  • Kitchen oven
  • Tongs
  • Spatula
  • Oven mitts
  • Seasonings and sauces
  • Fire extinguisher
  • Meat grinder
  • Meat slicer
  • Sausage stuffer



Portuguese style venison stew


  • 2 pounds cubed Venison, dusted with flour
  • ½ Portuguese Chorizo Sausage, skinned and sliced
  • 1 medium onion, diced
  • 4 cloves fresh garlic, crushed and peeled
  • 5 potatoes, peeled and chopped
  • 1 cup of red wine
  • 12 oz water (additional water may be needed)
  • 1 cup of tomato sauce
  • ½ cup Red Pepper Sauce
  • ½ tsp of Portuguese All Spice (½ cup Paprika, 1 tsp garlic powder, 1 tsp turmeric, ½ tsp grated orange rind) Store in an airtight jar for later uses
  • Salt and pepper to taste
  • Olive Oil

Heat up a large skillet to medium high with a drizzle of Olive Oil. Add chopped onion and stir till soft and translucent. Add in the cubed Venison Meat and Chorizo Sausage stir well. Add in All Spice, garlic, salt and pepper. Stir well. Add in potatoes, water, tomato sauce, pepper sauce, and red wine. Stir and cover over medium low stirring occasionally for an hour to an hour and a half. You can also use a slow cooker for this recipe on low for 8 hours or use a Can Cooker over your propane stove at your hunting camp for about 2 hours on medium low. All methods work excellent!

Check the firmness of your potatoes with a fork. You want them to be well cooked, almost falling apart. Add water if you find the stew is getting a bit thick, as time will evaporate some moisture.

Serve this delicious stew with Portuguese Buns and soft butter.

Elk Hunt




A full-grown bull elk can stand as tall as 9 feet, with antlers reaching 4 feet above their head. Don’t underestimate the sheer size and weight of these beautiful giants. Hunting elk can be a challenging, but intensely rewarding experience, providing you have the gear and know-how to get the job done.

Learn more about elk hunting



Moose Hunt




A bull moose in full spread is one of the most imposing animals in the Canadian wilderness.
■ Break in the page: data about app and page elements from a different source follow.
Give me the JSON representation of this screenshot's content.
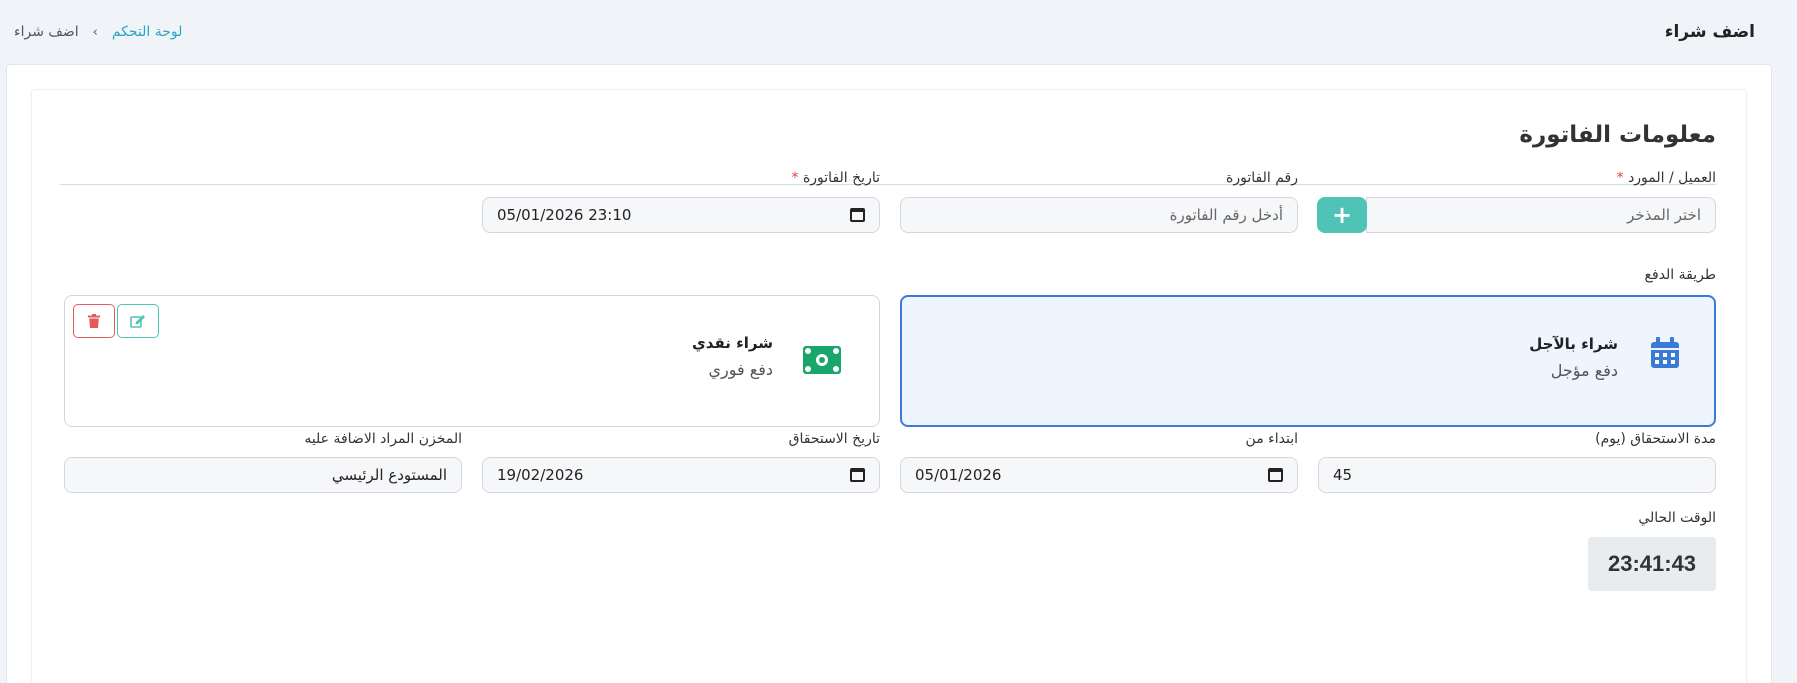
{
  "header": {
    "title": "اضف شراء",
    "breadcrumb": {
      "home": "لوحة التحكم",
      "separator": "›",
      "current": "اضف شراء"
    }
  },
  "invoice": {
    "section_title": "معلومات الفاتورة",
    "customer": {
      "label": "العميل / المورد",
      "required_mark": "*",
      "placeholder": "اختر المذخر",
      "add_label": "+"
    },
    "invoice_number": {
      "label": "رقم الفاتورة",
      "placeholder": "أدخل رقم الفاتورة"
    },
    "invoice_date": {
      "label": "تاريخ الفاتورة",
      "required_mark": "*",
      "value": "05/01/2026 23:10"
    },
    "payment": {
      "label": "طريقة الدفع",
      "credit": {
        "title": "شراء بالآجل",
        "subtitle": "دفع مؤجل",
        "icon": "calendar-icon",
        "selected": true
      },
      "cash": {
        "title": "شراء نقدي",
        "subtitle": "دفع فوري",
        "icon": "money-bill-icon",
        "selected": false
      }
    },
    "due_period": {
      "label": "مدة الاستحقاق (يوم)",
      "value": "45"
    },
    "start_from": {
      "label": "ابتداء من",
      "value": "05/01/2026"
    },
    "due_date": {
      "label": "تاريخ الاستحقاق",
      "value": "19/02/2026"
    },
    "warehouse": {
      "label": "المخزن المراد الاضافة عليه",
      "value": "المستودع الرئيسي"
    },
    "current_time": {
      "label": "الوقت الحالي",
      "value": "23:41:43"
    }
  },
  "colors": {
    "accent_teal": "#4fc3b6",
    "link": "#2aa5c0",
    "selected_border": "#3a7bd5",
    "selected_bg": "#eef5ff",
    "danger": "#e45b5b",
    "money_green": "#1aa56b"
  }
}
Taller than a saddle horse, large bulls can weigh over 1300 pounds. Hunters who are brave enough to take down a full-grown moose are often rewarded with a large and impressive trophy.

Learn more about moose hunting
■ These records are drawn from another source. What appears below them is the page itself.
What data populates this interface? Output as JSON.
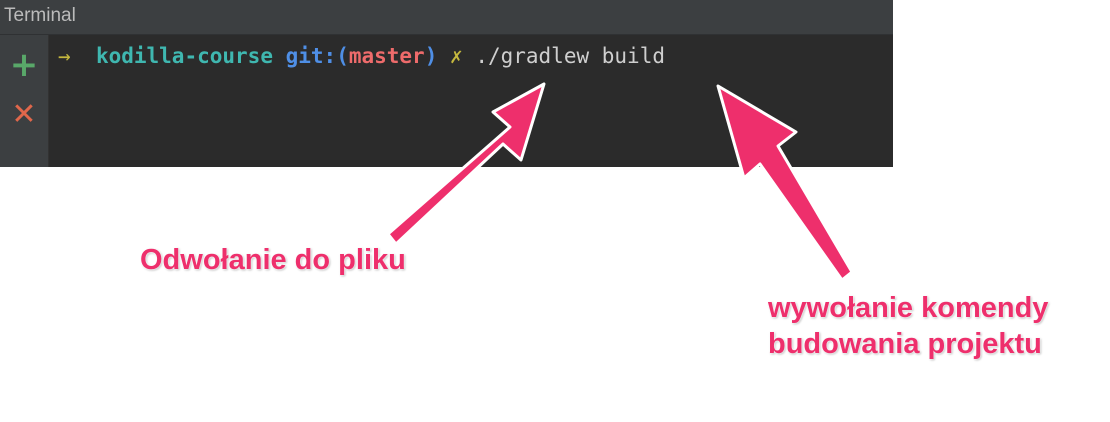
{
  "terminal": {
    "title": "Terminal",
    "side": {
      "add_icon": "+",
      "close_icon": "✕"
    },
    "prompt": {
      "arrow": "→",
      "directory": "kodilla-course",
      "git_label": "git:(",
      "branch": "master",
      "git_close": ")",
      "dirty_mark": "✗",
      "command": "./gradlew build"
    }
  },
  "annotations": {
    "file_reference": "Odwołanie do pliku",
    "command_call_line1": "wywołanie komendy",
    "command_call_line2": "budowania projektu",
    "color": "#ee2f6c"
  }
}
Sheep Hunt



Horned Sheep

One of the most difficult animals to hunt, big-horned sheep are among the most prestigious targets in the Canadian Rockies. In hostile, high-elevation environments, where the weather can change on a dime, physical fitness and preparation are a must when hunting these regal beasts.



Bear Hunt




An apex predator of the Canadian wild, black bears can weigh up to 600 pounds and boast impressive speed, agility and sense of smell. Take extra care when hunting these majestic, yet potentially dangerous creatures. Those who succeed are rewarded with a beautiful fur pelt, and a good story or two.

Learn more about bear hunting